In one of the Mary Webster gardens, the gentleman behind the project was an inspiration, a true inspiration. He told us that before his garden project began he was ‘nobody’! Now that the gardens had given him a purpose in life, food to eat, crops to sell, he felt like a pillar in the local community. People respected him. He has bought cattle, sent his children to school, in all areas his and his family’s lives had improved. It was amazing to witness.

Some of the locations we visited the people there treated us like royalty, children singing to us, people hanging tinsel around our necks, families asking us to plant trees in their garden for good luck. I asked Jessica why and she asked me how I would feel in the presence of billionaires! To the people that we visited this is how we were perceived. Of course they were very grateful for our support and donations. This was a little overwhelming and made me feel uncomfortable. We weren’t looking for praise or glorification and that’s what it felt like.

Franc, our host and guide, also took us to an orphanage. I should add at this point that Franc is an amazing chap. He runs an Orphanage himself and is involved in many projects involving the safeguarding of young children and orphans. Franc has three children with his wife and oozes quality, goodness, kindness and sincerity. Like many people in Kenya Franc is a true Christian. I walked into the orphanage and couldn’t really believe my eyes.

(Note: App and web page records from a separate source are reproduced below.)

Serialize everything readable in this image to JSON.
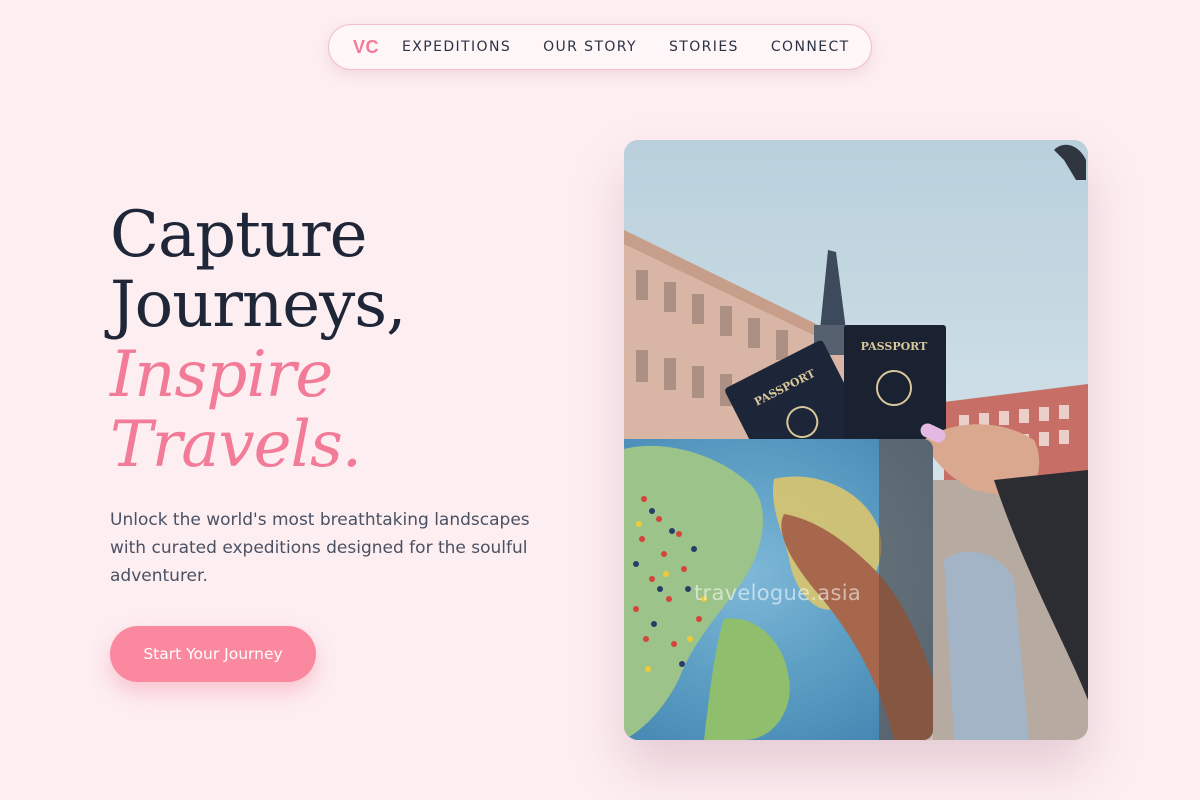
{
  "nav": {
    "logo": "VC",
    "links": [
      "EXPEDITIONS",
      "OUR STORY",
      "STORIES",
      "CONNECT"
    ]
  },
  "hero": {
    "line1": "Capture",
    "line2": "Journeys,",
    "line3": "Inspire",
    "line4": "Travels.",
    "subtitle": "Unlock the world's most breathtaking landscapes with curated expeditions designed for the soulful adventurer.",
    "cta_label": "Start Your Journey"
  },
  "photo": {
    "passport_label": "PASSPORT",
    "watermark": "travelogue.asia"
  },
  "colors": {
    "background": "#fdeef1",
    "accent_pink": "#f27b97",
    "button_pink": "#fa889f",
    "heading_dark": "#1e2638"
  }
}
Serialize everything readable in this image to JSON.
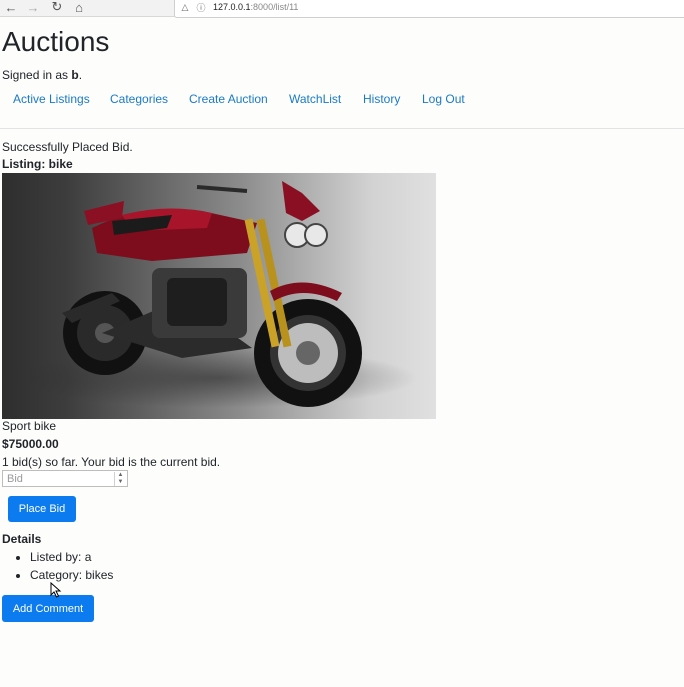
{
  "browser": {
    "url_host": "127.0.0.1",
    "url_path": ":8000/list/11",
    "icons": [
      "back-icon",
      "forward-icon",
      "reload-icon",
      "home-icon",
      "shield-icon",
      "info-icon"
    ]
  },
  "header": {
    "title": "Auctions",
    "signed_in_prefix": "Signed in as",
    "username": "b",
    "signed_in_suffix": "."
  },
  "nav": {
    "items": [
      {
        "label": "Active Listings"
      },
      {
        "label": "Categories"
      },
      {
        "label": "Create Auction"
      },
      {
        "label": "WatchList"
      },
      {
        "label": "History"
      },
      {
        "label": "Log Out"
      }
    ]
  },
  "listing": {
    "message": "Successfully Placed Bid.",
    "heading": "Listing: bike",
    "description": "Sport bike",
    "price": "$75000.00",
    "bid_status": "1 bid(s) so far. Your bid is the current bid.",
    "bid_placeholder": "Bid",
    "place_bid_label": "Place Bid",
    "details_heading": "Details",
    "details": [
      {
        "text": "Listed by: a"
      },
      {
        "text": "Category: bikes"
      }
    ],
    "add_comment_label": "Add Comment"
  },
  "colors": {
    "link": "#1a7bc4",
    "button": "#0b7bef"
  }
}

I walked into a room maybe 5 metres by 6, in one corner there was an iron pen with about 6 or 7 infants in there clambering over one another, no toys, no pictures on the walls, just an iron pen and a concrete floor. On the main of the floor were two padded mats, maybe about 2 metres square each. On each mat were approximately 10-13 tiny babies from newborn to about 3 months old.

I stood back to take in what I was seeing, notably: no toys, a few staff busying themselves with feeding and doing what they can to care for the children, basic equipment, children laying or standing with no stimulation other than the baby lying next to them, a few chairs and pieces of old furniture, a wash room next door, concrete floor, concrete walls, plastic cups and bowls aligned on a shelf and a mass of very young children without what most people know as a family, without parents. Being a westerner, a Father and the owner of a pre-school nursery, the environment was a million miles from what we are accustomed to in the west.

However, the children were cared for, fed, held and comforted, warm, stimulated by their environment, safe and ultimately, loved by their newly found guardians.

The orphanage was funded and owned by a Canadian Gentleman (who I have since met). This Gentleman buys and sells houses in Canada to fund this orphanage. He spends 3 months a year in Kenya working at the orphanage. His life is devoted to these children, he has exchanged a privileged lifestyle for one of extreme hard work, dedication and in many ways, hardship.

One of the staff told me to pick a baby up, she obviously noticed my shocked demeanor and goofy expression. So I picked up a 2-month-old baby, I was expecting a certain weight in my hands but the child weighed quite a bit less than I had expected. The lady told me that this baby had been found in a toilet! I worked hard to hold back the tears. Most Kenyan toilets are holes in the ground, cesspits as such. I couldn’t help but wonder why.

I had a small child in my arms that has no parents, an extremely difficult future and a mass of uncertainty to deal with. But the child had hope, the child had a chance, but clearly the child’s life was going to be very challenging indeed, lacking many things that most westerners take for granted.

Most abandoned children are left in hospitals, some are disregarded by other means. It’s not uncommon for children to be left to die in the gutter.

You may have tears in your eyes reading this, I’m sure you will find it hard to comprehend.

On this particular day of the trip I really struggled to keep it together.

There are many reasons why children are abandoned, I will write some more about this in another blog.

When people asked ‘how was your trip?’ – It was hard to answer what’s usually such a straightforward question. Hard to find the right words to describe. I guess ‘emotional’ and ‘inspiring’ are fairly accurate words to use.

Chris Webster.